Moomin mugs inspired by Ostrobothnia

The Moomin mug called The Night Sailing is many people’s favourite. Tove Slotte got her inspiration for this mug from a sunset in Lepplax. (Photo credit: Fiskars Group)

AS THE PEN TOUCHES the surface of the paper, the upright ears take form first, then the round snout and eyes. The end result is the round, graceful and playful Moomintroll who is known and loved the world over. Tove Slotte’s
job is to depict special moments from the Moomin stories on dishes made by Arabia. Moomin mugs, especially, have almost gained a cult following and are passionately collected far and wide, but most avidly in Finland, Sweden and Japan.

CURRENTLY BASED in Karjalohja in South Finland, Tove Slotte lived her childhood in Jakobstad. Her roots are buried deep in the Ostrobothnian soil and many of her child- hood memories were made on the cliffs of the Lepplax archipelago. Slotte suspects that the lakeside location of her family’s summer cottage and the barren beauty surrounding it have influenced her art, including the Moomin dishes. The cottage is located on an island with few creature comforts. Consequently, the Moomins’ lifestyle feels very familiar and homely to her. “I have experienced many kinds of storms on the island and on a boat and completely comprehend Moominpappa’s fascination with them. I’d say I have a good understanding and even some personal experience of what the Moomins’ life is like. I don’t know if you can see it in the way I work, but perhaps it helps me absorb the stories and images”, Slotte says.


“Maybe the best thing about Jansson’s Moomin illustrations is the fact that every single picture, however small, is a work of art in itself”, says Tove Slotte.

TOVE SLOTTE met the creator of the Moomin characters, Tove Jansson, 30 years ago. They agreed that Slotte will only use Jansson’s Moomin pictures for the Arabia dishes. She doesn’t create something entirely new but instead reflects and respects Jansson’s original art as much as possible.

“Maybe the best thing about Jansson’s Moomin illustrations is the fact that every single picture, however small, is a work
of art in itself. Every day I admire how a single comic strip frame can be so balanced and perfect, the lines so beautiful and the general result so elegant and well thought out”, Slotte says. The most popular mug ever is the pink Moomin Love, in which Moomintroll and Snorkmaiden hug each other.
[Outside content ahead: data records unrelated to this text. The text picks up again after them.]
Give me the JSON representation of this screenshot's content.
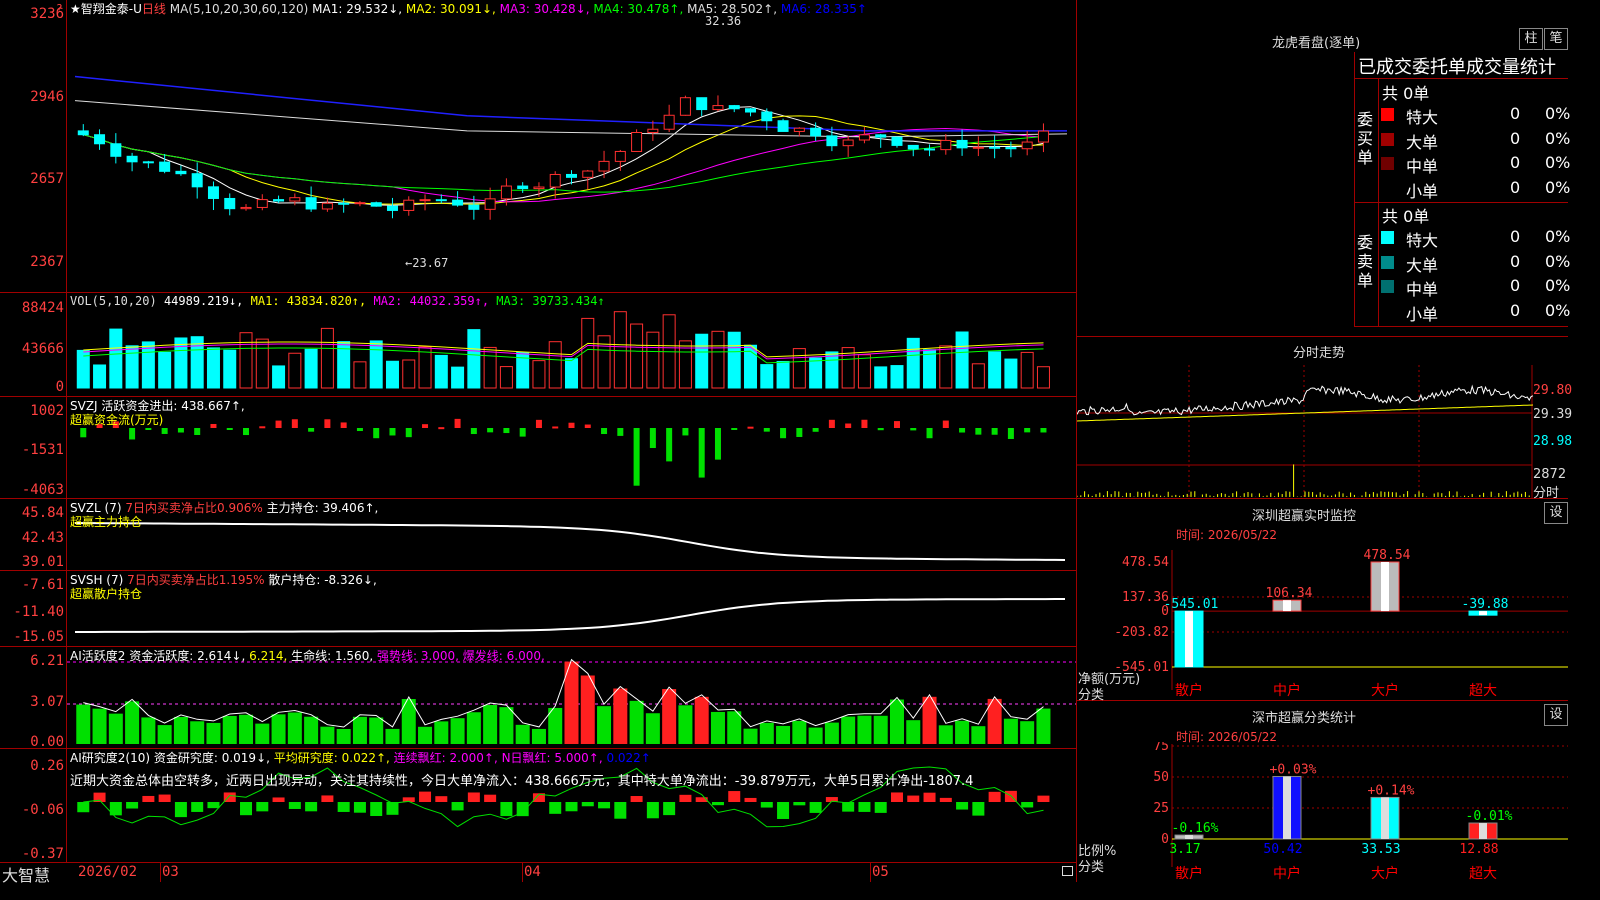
{
  "app": {
    "brand": "大智慧"
  },
  "main_chart": {
    "header": {
      "name": "★智翔金泰-U",
      "period": "日线",
      "ma_params": "MA(5,10,20,30,60,120)",
      "ma": [
        {
          "label": "MA1:",
          "value": "29.532↓,",
          "color": "#ffffff"
        },
        {
          "label": "MA2:",
          "value": "30.091↓,",
          "color": "#ffff00"
        },
        {
          "label": "MA3:",
          "value": "30.428↓,",
          "color": "#ff00ff"
        },
        {
          "label": "MA4:",
          "value": "30.478↑,",
          "color": "#00ff00"
        },
        {
          "label": "MA5:",
          "value": "28.502↑,",
          "color": "#dddddd"
        },
        {
          "label": "MA6:",
          "value": "28.335↑",
          "color": "#0000ff"
        }
      ]
    },
    "y_ticks": [
      "3236",
      "2946",
      "2657",
      "2367"
    ],
    "high_label": "32.36",
    "low_label": "←23.67",
    "top_marker": "?"
  },
  "vol_panel": {
    "header": "VOL(5,10,20)",
    "values": [
      {
        "t": "44989.219↓,",
        "c": "#ffffff"
      },
      {
        "t": "MA1: 43834.820↑,",
        "c": "#ffff00"
      },
      {
        "t": "MA2: 44032.359↑,",
        "c": "#ff00ff"
      },
      {
        "t": "MA3: 39733.434↑",
        "c": "#00ff00"
      }
    ],
    "y_ticks": [
      "88424",
      "43666",
      "0"
    ]
  },
  "svzj_panel": {
    "header": "SVZJ  活跃资金进出: 438.667↑,",
    "subtitle": "超赢资金流(万元)",
    "y_ticks": [
      "1002",
      "-1531",
      "-4063"
    ]
  },
  "svzl_panel": {
    "header": "SVZL (7)",
    "pct": "7日内买卖净占比0.906%",
    "hold": "主力持仓: 39.406↑,",
    "subtitle": "超赢主力持仓",
    "y_ticks": [
      "45.84",
      "42.43",
      "39.01"
    ]
  },
  "svsh_panel": {
    "header": "SVSH (7)",
    "pct": "7日内买卖净占比1.195%",
    "hold": "散户持仓: -8.326↓,",
    "subtitle": "超赢散户持仓",
    "y_ticks": [
      "-7.61",
      "-11.40",
      "-15.05"
    ]
  },
  "ai1_panel": {
    "header": "AI活跃度2",
    "items": [
      {
        "t": "资金活跃度: 2.614↓,",
        "c": "#ffffff"
      },
      {
        "t": "6.214,",
        "c": "#ffff00"
      },
      {
        "t": "生命线: 1.560,",
        "c": "#ffffff"
      },
      {
        "t": "强势线: 3.000,",
        "c": "#ff00ff"
      },
      {
        "t": "爆发线: 6.000,",
        "c": "#ff00ff"
      }
    ],
    "y_ticks": [
      "6.21",
      "3.07",
      "0.00"
    ]
  },
  "ai2_panel": {
    "header": "AI研究度2(10)",
    "items": [
      {
        "t": "资金研究度: 0.019↓,",
        "c": "#ffffff"
      },
      {
        "t": "平均研究度: 0.022↑,",
        "c": "#ffff00"
      },
      {
        "t": "连续飘红: 2.000↑,",
        "c": "#ff00ff"
      },
      {
        "t": "N日飘红: 5.000↑,",
        "c": "#ff00ff"
      },
      {
        "t": "0.022↑",
        "c": "#0000ff"
      }
    ],
    "comment": "近期大资金总体由空转多，近两日出现异动，关注其持续性，今日大单净流入：438.666万元，其中特大单净流出：-39.879万元，大单5日累计净出-1807.4",
    "y_ticks": [
      "0.26",
      "-0.06",
      "-0.37"
    ]
  },
  "x_axis": {
    "labels": [
      "2026/02",
      "03",
      "04",
      "05"
    ]
  },
  "dragon": {
    "title": "龙虎看盘(逐单)",
    "buttons": [
      "柱",
      "笔"
    ],
    "headline": "已成交委托单成交量统计",
    "buy": {
      "label": "委买单",
      "total": "共 0单",
      "rows": [
        {
          "name": "特大",
          "v": "0",
          "p": "0%",
          "color": "#ff0000"
        },
        {
          "name": "大单",
          "v": "0",
          "p": "0%",
          "color": "#a00000"
        },
        {
          "name": "中单",
          "v": "0",
          "p": "0%",
          "color": "#700000"
        },
        {
          "name": "小单",
          "v": "0",
          "p": "0%",
          "color": ""
        }
      ]
    },
    "sell": {
      "label": "委卖单",
      "total": "共 0单",
      "rows": [
        {
          "name": "特大",
          "v": "0",
          "p": "0%",
          "color": "#00ffff"
        },
        {
          "name": "大单",
          "v": "0",
          "p": "0%",
          "color": "#008b8b"
        },
        {
          "name": "中单",
          "v": "0",
          "p": "0%",
          "color": "#007070"
        },
        {
          "name": "小单",
          "v": "0",
          "p": "0%",
          "color": ""
        }
      ]
    }
  },
  "intraday": {
    "title": "分时走势",
    "y_ticks": [
      "29.80",
      "29.39",
      "28.98"
    ],
    "vol_tick": "2872",
    "vol_label": "分时"
  },
  "sz_monitor": {
    "title": "深圳超赢实时监控",
    "set": "设",
    "time": "时间: 2026/05/22",
    "y_ticks": [
      "478.54",
      "137.36",
      "0",
      "-203.82",
      "-545.01"
    ],
    "ylabel1": "净额(万元)",
    "ylabel2": "分类",
    "bars": [
      {
        "cat": "散户",
        "v": -545.01,
        "label": "-545.01"
      },
      {
        "cat": "中户",
        "v": 106.34,
        "label": "106.34"
      },
      {
        "cat": "大户",
        "v": 478.54,
        "label": "478.54"
      },
      {
        "cat": "超大",
        "v": -39.88,
        "label": "-39.88"
      }
    ]
  },
  "sz_class": {
    "title": "深市超赢分类统计",
    "set": "设",
    "time": "时间: 2026/05/22",
    "y_ticks": [
      "75",
      "50",
      "25",
      "0"
    ],
    "ylabel1": "比例%",
    "ylabel2": "分类",
    "bars": [
      {
        "cat": "散户",
        "v": 3.17,
        "label": "3.17",
        "delta": "-0.16%"
      },
      {
        "cat": "中户",
        "v": 50.42,
        "label": "50.42",
        "delta": "+0.03%"
      },
      {
        "cat": "大户",
        "v": 33.53,
        "label": "33.53",
        "delta": "+0.14%"
      },
      {
        "cat": "超大",
        "v": 12.88,
        "label": "12.88",
        "delta": "-0.01%"
      }
    ]
  }
}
This is the piece many collectors start with. Behind every mug there is a story, and if there is something in the story you can identify with, it’s easy to fall in love with the mug.
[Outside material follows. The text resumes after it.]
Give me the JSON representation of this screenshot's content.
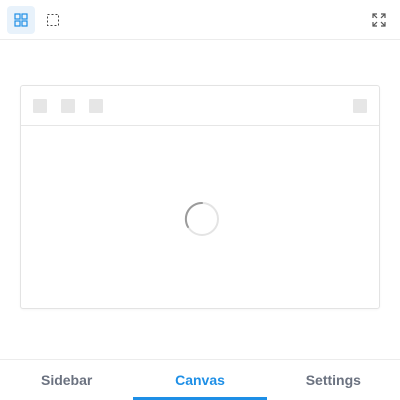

“But the atmosphere is also important! The Night Sailing and Moomin’s Day mugs are many people’s favourites. Both depict a sunset by the sea. In one, the Moomin family are sailing home after an adventure and, in the other, Moominmamma is sitting high on a cliff with Moomintroll under her arm, admiring the sunset. These pictures are filled with emotion.”

IN SLOTTE’S OPINION, the Moomins are a fitting inspiration for Finnish design, because nature is always present in the stories. Slotte also describes the Moomins as persistent creatures that epitomise Finnish “sisu”, i.e. determination.
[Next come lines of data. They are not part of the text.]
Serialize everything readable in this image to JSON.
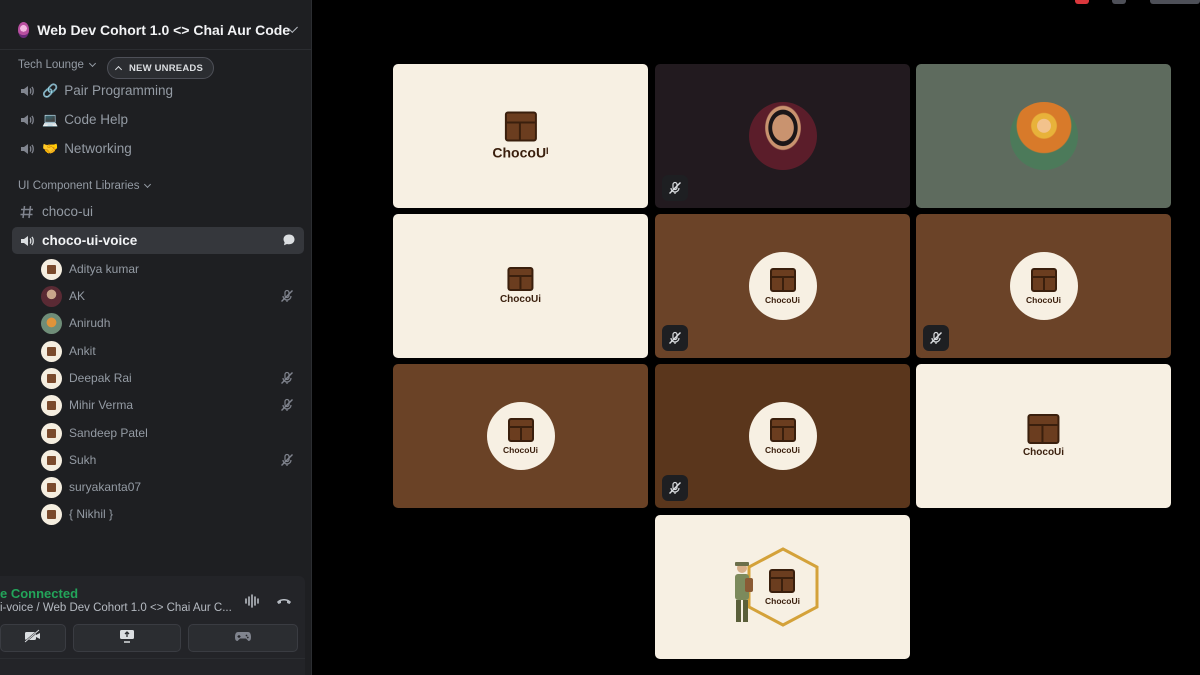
{
  "server": {
    "name": "Web Dev Cohort 1.0 <> Chai Aur Code"
  },
  "categories": {
    "tech_lounge": "Tech Lounge",
    "new_unreads": "NEW UNREADS",
    "ui_component_libraries": "UI Component Libraries"
  },
  "channels": [
    {
      "name": "Pair Programming",
      "emoji": "🔗"
    },
    {
      "name": "Code Help",
      "emoji": "💻"
    },
    {
      "name": "Networking",
      "emoji": "🤝"
    },
    {
      "name": "choco-ui"
    },
    {
      "name": "choco-ui-voice"
    }
  ],
  "members": [
    {
      "name": "Aditya kumar",
      "muted": false
    },
    {
      "name": "AK",
      "muted": true
    },
    {
      "name": "Anirudh",
      "muted": false
    },
    {
      "name": "Ankit",
      "muted": false
    },
    {
      "name": "Deepak Rai",
      "muted": true
    },
    {
      "name": "Mihir Verma",
      "muted": true
    },
    {
      "name": "Sandeep Patel",
      "muted": false
    },
    {
      "name": "Sukh",
      "muted": true
    },
    {
      "name": "suryakanta07",
      "muted": false
    },
    {
      "name": "{ Nikhil }",
      "muted": false
    }
  ],
  "voice": {
    "status": "e Connected",
    "location": "i-voice / Web Dev Cohort 1.0 <> Chai Aur C..."
  },
  "tiles": {
    "brand": "ChocoUi",
    "brand_first": "ChocoUᴵ"
  },
  "colors": {
    "sidebar": "#1e1f22",
    "connected": "#23a55a",
    "cream": "#f7f0e3",
    "brown": "#6b4328"
  }
}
“The Moomin stories are full of roughness and emotion and never pretty and pastel-hued. In my view, the stories are steeped in the landscape of the Finnish soul – our way of thinking and acting”, she explains.

Every summer to this day, Slotte draws new creativity and inspiration from her summer home in Lepplax, which was built by her grandfather in the 1940s. It remains the family’s shared summer paradise with its creativity-inspiring environment where the children and their cousins lounge on the warm lakeside cliffs, build trolls and cabins out of stones, fish and swim to their hearts’ content.
“What I most love about it are the cliffs. I can think of nothing cosier than the cliffs, stones, pines and the lapping of water. At the northern end of the island there are smooth red-granite cliffs. That’s where I recorded the image of the sun setting over the lake on the surface of a particular Moomin dish”, she reveals.

SLOTTE FINDS it easy to identify with the Moomins’ life-affirming stories. They almost seem to blend happily with her own childhood memories. Which of the Moomin characters would Tove Slotte herself be, then?

“I suppose I have a sprinkling of many of the characters. Moominmamma the most and definitely some Moominpappa too. Like him, I like to dream about far-off places and revel in my thoughts of them in the safe and familiar surroundings of my veranda. I like to admire storms and see the flashes of lightning. I want to sail to the farthest island and watch the sun sink into the sea. But like Moominmamma, I love to take care of my family, make juices and jams, grow crops and raise my children, to comfort and love them.”